— Kerry Walls, The Coaching Collaborative
6. Follow the WAVES
In order to become a master networker, you need a networking plan – and you must work it consistently so that you already have a network when you need it.
The system I use and live by is called WAVES:
W = Waste no opportunity. If there’s a human in front of you, there’s an opportunity for you to ask for a favor or do one. Start building some social capital.
A = Assume the role. Crown yourself as a master networker and become that person who makes introductions. Connectors attract
V = Vary your categories. Diversify your contacts. Nobody stays in the same place or job forever. Use LinkedIn to find a known nonprofit org. director with a fat board of different types and ask for intros.

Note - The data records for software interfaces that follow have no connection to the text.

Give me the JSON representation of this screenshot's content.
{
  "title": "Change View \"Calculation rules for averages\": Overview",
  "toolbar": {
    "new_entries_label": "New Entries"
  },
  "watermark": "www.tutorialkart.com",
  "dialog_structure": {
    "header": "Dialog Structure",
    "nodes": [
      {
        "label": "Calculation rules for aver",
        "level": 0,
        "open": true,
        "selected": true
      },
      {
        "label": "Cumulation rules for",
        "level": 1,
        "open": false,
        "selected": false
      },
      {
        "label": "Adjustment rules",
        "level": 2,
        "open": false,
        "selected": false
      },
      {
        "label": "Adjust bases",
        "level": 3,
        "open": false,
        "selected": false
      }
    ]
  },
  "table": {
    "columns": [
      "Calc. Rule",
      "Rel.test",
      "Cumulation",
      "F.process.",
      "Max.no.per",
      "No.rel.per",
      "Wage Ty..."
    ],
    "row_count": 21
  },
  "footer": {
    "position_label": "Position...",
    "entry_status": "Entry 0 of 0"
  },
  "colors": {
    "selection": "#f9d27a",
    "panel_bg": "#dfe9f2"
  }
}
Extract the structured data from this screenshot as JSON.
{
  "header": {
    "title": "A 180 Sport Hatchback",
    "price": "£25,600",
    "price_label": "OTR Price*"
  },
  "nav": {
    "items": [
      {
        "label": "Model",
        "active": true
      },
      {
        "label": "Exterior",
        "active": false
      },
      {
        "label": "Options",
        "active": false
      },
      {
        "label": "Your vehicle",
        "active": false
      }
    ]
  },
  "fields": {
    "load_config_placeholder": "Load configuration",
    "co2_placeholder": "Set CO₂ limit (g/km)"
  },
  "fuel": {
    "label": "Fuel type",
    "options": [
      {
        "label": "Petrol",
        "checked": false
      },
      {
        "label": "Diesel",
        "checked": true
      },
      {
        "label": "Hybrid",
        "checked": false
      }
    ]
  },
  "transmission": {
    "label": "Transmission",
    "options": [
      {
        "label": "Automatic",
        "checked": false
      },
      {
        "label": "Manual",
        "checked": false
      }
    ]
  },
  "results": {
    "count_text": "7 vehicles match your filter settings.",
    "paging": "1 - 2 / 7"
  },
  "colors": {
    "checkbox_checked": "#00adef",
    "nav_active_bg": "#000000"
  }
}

E = Elevate your connections. Reach out to people you don’t think you can reach. It builds confidence, and bigger contacts often mean bigger opportunities.
S = Socialize your networking. Get personal with people to build trust and find points of common interest. You want to know their story, which most people love to share. Make sure they know yours.
— Mary Kurek, Mary Kurek Professional Networking Agency
7. Focus on Relationships
Networking is not just a sport to play when you are actively job hunting. After all, no one helps anyone if that person is only heard from every two or three years. Networking works when you develop a relationship with someone you know, like, and trust over time.
– Jeff Altman, JobSearchCoachingHQ.com
8. Always Follow Up
Follow up on every meeting and phone call with a brief, sincere, handwritten note. You’ll make a positive impression and stand out from others.
– Stacy Lindenberg, Talent Seed
9. You Have to Give Before You Get
You may not have a title, but you do have talents. When people ask, “What do you do?” tell them about one of your talents and then give a short example of a time you saved the day, solved the problem, or served the client using that talent.
Become known for what you give away (information, introductions, expertise, support, resources, etc.). Focus on helping others solve their problems and they’ll want you around and feel comfortable introducing you to others.
– Lynne Waymon, Contacts Count LLC